She was reclining on the shore of the lake when I made my own appearance naked – and I get sentimental remembering my young manhood and the young woman who became my wife.

And as I remember, she did nothing to stop me – no stop! – stop!

A story is told about this very same lake – something about a man who was swimming in it and displeasing the gods and they did everything to stop him.

But when I swam across it, I had the sensation that I would never get tired.

And that day of the swim I picked up a stone that is likely an ancient whetstone or chisel – and I can summon up a dour primitive person making good use of it.

Somebody lost his whetstone or died beside his whetstone. He was slain! Or in a rage, he lobbed the thing away.

Or let’s just say he is modern and he doesn’t need it.

 

*

 

At present, I am an old man – guessing that the major events of my life are done with, except, of course, for my final downfall.

I heard shouting and a loud a-hah! – a-heh! – a-hah a-heh-heh! in the street, and Yvette is still here with me and she moved with short, jerky movements toward the sofa to lie down and she’s not one to be laughing with me, but she still loves conversation, parties and good food. And, the lake – rather – the lack of affection that she now has for me is something for which no person can be blamed.

For are we not surrounded by objects we defer to – for only a certain stretch of our choosing? And, isn’t there an august mountain visible from my balcony that I have no need to look at anymore?

Well, the front door lock clacked and opened, and our son Ben came in and he’s nearly elderly himself.

Yvette said, ‘You need to be here some of the time.’

Ben wore a tee shirt that had these words all over it – ROCKS THAT LOOK LIKE TREES. His face was flaccid.
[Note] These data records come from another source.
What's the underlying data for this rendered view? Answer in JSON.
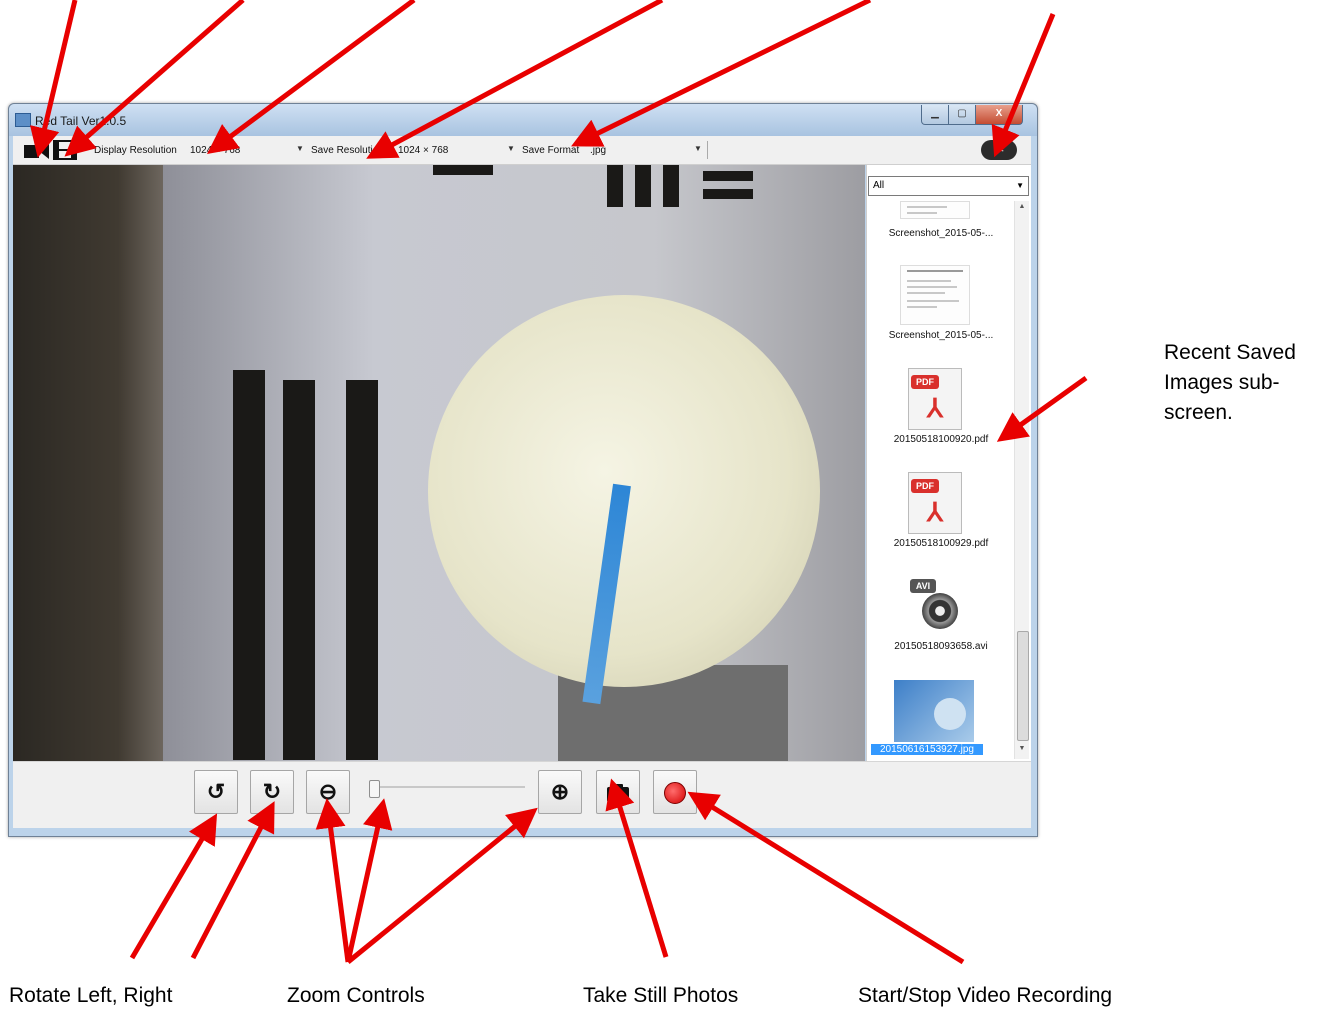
{
  "window": {
    "title": "Red Tail Ver1.0.5",
    "min_glyph": "▁",
    "max_glyph": "▢",
    "close_glyph": "X"
  },
  "toolbar": {
    "display_resolution_label": "Display Resolution",
    "display_resolution_value": "1024 × 768",
    "save_resolution_label": "Save Resolution",
    "save_resolution_value": "1024 × 768",
    "save_format_label": "Save Format",
    "save_format_value": ".jpg",
    "dropdown_arrow": "▼",
    "camera_icon": "video-camera-icon",
    "film_icon": "film-strip-icon",
    "settings_icon": "tools-icon",
    "settings_glyph": "✂"
  },
  "side_panel": {
    "filter_value": "All",
    "filter_arrow": "▼",
    "scroll_up": "▲",
    "scroll_down": "▼",
    "items": [
      {
        "label": "Screenshot_2015-05-...",
        "type": "screenshot"
      },
      {
        "label": "Screenshot_2015-05-...",
        "type": "screenshot"
      },
      {
        "label": "20150518100920.pdf",
        "type": "pdf",
        "tag": "PDF"
      },
      {
        "label": "20150518100929.pdf",
        "type": "pdf",
        "tag": "PDF"
      },
      {
        "label": "20150518093658.avi",
        "type": "avi",
        "tag": "AVI"
      },
      {
        "label": "20150616153927.jpg",
        "type": "jpg",
        "selected": true
      }
    ]
  },
  "controls": {
    "rotate_left_glyph": "↺",
    "rotate_right_glyph": "↻",
    "zoom_out_glyph": "⊖",
    "zoom_in_glyph": "⊕",
    "camera_glyph": "📷",
    "zoom_level": 0
  },
  "annotations": {
    "recent_saved": [
      "Recent Saved",
      "Images sub-",
      "screen."
    ],
    "rotate": "Rotate Left, Right",
    "zoom": "Zoom Controls",
    "still": "Take Still Photos",
    "record": "Start/Stop Video Recording"
  },
  "colors": {
    "arrow": "#e80000",
    "record": "#d40000",
    "selection": "#3399ff"
  }
}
The street sounds had ceased.

He bent over his mother, his hands on her hands and although she’s old, she’s beautiful and she was so very docile.

She reminds me of a Greek relic I once saw inside of a glass case that I have never forgotten – a terracotta siren with a dove’s body and a most affable female face.

Yvette said, ‘Play the piano, Ben!’

And then there was that demoralizing outgush – the piano is so responsive – smiling, crying, just trying for now.

 

‘The Fucking Lake’ is taken from The Collected Stories of Diane Williams, published by Soho Press on 2 October 2018, with an introduction by Ben Marcus.

Image © Gabriela Palai

Full Moon on a Dark Night
Common Cyborg